*Assigned task*.
Go over the data and work out how many lines include the word "size". Give that number only.

────────────────────────────────────────

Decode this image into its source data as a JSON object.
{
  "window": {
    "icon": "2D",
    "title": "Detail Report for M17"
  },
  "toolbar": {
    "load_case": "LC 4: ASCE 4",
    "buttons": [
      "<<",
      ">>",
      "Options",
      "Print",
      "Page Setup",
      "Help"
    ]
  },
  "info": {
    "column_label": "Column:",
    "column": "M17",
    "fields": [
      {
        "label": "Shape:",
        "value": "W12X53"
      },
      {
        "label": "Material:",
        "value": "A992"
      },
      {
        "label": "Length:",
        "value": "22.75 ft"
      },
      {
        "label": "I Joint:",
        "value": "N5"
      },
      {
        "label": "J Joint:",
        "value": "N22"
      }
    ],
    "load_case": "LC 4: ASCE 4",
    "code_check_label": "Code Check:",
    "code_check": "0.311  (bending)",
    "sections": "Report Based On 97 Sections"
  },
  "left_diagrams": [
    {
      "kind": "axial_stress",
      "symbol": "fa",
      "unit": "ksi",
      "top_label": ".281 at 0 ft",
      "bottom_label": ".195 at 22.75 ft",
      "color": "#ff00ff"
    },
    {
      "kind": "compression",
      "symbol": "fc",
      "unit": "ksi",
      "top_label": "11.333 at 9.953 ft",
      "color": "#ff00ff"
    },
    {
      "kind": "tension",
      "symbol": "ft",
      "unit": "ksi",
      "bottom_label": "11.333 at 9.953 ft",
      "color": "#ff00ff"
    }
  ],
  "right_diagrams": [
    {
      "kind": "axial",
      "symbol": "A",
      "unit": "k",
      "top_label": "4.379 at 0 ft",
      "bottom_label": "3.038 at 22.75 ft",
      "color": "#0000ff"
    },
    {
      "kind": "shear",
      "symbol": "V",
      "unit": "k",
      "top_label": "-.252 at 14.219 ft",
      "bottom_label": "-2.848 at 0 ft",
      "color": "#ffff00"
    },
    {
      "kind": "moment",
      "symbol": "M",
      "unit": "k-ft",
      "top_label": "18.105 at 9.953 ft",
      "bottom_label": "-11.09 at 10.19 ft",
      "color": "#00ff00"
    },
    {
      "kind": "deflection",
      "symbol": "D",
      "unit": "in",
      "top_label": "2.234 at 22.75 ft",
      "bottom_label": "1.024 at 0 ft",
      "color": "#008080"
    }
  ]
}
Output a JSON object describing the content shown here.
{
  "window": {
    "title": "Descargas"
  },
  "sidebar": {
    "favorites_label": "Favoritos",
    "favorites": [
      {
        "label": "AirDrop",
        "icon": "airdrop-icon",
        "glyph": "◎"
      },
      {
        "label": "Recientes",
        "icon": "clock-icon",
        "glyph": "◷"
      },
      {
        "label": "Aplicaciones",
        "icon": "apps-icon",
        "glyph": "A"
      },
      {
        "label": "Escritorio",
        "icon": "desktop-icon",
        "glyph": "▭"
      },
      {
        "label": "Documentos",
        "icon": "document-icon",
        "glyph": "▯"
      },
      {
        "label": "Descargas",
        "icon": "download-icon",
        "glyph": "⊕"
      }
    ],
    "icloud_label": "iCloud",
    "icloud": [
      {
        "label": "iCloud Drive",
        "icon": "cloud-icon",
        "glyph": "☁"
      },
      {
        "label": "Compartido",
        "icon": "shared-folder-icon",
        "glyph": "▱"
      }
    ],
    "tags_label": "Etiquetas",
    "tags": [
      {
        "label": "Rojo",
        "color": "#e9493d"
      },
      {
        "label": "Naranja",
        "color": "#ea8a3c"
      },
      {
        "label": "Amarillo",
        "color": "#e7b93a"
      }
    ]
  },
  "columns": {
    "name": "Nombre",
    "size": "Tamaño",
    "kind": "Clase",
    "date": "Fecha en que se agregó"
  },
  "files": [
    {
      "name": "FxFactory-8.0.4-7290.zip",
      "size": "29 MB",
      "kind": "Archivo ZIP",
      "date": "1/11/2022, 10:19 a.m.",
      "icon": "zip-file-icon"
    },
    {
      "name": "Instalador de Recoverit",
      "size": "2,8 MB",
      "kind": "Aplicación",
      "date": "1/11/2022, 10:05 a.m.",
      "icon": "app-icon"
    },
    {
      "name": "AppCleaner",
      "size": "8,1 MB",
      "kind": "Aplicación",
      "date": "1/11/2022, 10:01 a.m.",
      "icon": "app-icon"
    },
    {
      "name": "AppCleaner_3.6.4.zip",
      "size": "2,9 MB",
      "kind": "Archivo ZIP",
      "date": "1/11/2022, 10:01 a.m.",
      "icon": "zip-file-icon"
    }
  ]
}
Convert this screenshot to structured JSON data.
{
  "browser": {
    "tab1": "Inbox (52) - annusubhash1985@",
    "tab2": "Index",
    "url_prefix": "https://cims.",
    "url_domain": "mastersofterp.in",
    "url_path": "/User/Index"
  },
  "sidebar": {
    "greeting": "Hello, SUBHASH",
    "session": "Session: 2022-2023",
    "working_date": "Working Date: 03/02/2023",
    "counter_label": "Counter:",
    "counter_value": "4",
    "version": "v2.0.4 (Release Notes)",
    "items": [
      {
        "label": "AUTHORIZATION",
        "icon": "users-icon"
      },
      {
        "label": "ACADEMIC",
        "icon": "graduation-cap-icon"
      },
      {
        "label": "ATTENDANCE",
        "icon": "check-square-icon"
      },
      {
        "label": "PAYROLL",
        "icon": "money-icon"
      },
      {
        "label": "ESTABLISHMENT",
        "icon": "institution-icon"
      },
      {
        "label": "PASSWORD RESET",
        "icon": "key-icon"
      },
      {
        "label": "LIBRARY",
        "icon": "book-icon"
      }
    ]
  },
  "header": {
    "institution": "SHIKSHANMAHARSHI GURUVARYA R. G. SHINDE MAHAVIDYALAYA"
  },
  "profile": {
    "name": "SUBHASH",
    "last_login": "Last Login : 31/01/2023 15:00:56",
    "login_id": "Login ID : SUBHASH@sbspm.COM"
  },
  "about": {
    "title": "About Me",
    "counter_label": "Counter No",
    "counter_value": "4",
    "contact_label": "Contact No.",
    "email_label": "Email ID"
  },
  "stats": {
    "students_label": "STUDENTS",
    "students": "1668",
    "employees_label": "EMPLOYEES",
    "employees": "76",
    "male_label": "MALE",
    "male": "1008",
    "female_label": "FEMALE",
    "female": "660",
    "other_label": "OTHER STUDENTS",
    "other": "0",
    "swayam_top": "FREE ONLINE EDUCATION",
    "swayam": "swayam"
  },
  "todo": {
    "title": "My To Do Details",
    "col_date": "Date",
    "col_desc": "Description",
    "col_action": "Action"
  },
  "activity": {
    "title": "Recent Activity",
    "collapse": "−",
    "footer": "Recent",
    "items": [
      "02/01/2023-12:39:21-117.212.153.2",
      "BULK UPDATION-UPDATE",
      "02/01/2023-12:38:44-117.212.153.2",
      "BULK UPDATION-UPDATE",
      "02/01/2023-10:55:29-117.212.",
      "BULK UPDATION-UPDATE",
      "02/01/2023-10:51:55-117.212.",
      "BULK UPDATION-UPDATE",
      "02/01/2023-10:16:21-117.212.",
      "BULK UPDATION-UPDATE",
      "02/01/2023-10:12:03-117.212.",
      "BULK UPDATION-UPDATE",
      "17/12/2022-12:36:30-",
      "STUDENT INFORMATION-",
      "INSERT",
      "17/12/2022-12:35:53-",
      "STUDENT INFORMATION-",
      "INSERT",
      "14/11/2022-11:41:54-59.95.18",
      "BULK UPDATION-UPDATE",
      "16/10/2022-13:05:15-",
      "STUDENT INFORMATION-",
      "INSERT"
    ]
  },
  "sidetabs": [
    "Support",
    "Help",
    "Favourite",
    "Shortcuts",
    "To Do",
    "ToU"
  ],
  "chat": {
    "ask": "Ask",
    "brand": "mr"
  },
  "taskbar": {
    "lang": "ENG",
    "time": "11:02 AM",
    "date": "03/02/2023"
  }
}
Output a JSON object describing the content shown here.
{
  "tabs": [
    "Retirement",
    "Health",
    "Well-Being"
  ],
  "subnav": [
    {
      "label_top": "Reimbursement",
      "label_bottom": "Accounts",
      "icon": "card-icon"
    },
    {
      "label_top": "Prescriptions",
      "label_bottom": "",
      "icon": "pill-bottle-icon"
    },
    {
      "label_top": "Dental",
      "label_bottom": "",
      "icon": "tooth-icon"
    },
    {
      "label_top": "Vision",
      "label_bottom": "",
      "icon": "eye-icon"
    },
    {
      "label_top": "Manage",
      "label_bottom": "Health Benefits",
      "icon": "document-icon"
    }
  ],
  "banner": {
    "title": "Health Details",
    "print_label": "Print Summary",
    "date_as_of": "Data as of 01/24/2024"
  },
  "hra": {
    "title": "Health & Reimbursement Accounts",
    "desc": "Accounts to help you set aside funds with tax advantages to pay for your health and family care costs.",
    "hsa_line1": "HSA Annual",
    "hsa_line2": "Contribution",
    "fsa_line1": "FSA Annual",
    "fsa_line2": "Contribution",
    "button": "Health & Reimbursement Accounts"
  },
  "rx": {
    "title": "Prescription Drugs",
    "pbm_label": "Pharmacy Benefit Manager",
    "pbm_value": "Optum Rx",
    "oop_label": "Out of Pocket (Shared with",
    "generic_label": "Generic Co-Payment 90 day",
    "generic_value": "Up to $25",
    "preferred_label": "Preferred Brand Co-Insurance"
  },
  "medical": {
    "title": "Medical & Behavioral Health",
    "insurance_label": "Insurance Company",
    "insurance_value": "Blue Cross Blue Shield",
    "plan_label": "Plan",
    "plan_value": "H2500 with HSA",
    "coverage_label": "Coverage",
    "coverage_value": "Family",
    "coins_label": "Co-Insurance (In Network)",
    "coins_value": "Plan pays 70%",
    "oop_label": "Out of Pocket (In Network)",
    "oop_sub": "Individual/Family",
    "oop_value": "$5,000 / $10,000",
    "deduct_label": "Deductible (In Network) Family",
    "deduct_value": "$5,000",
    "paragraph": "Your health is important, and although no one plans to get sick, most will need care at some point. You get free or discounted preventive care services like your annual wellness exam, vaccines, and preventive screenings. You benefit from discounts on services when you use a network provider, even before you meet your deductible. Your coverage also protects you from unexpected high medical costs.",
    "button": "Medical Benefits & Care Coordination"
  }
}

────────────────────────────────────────

*Output for this task*.
5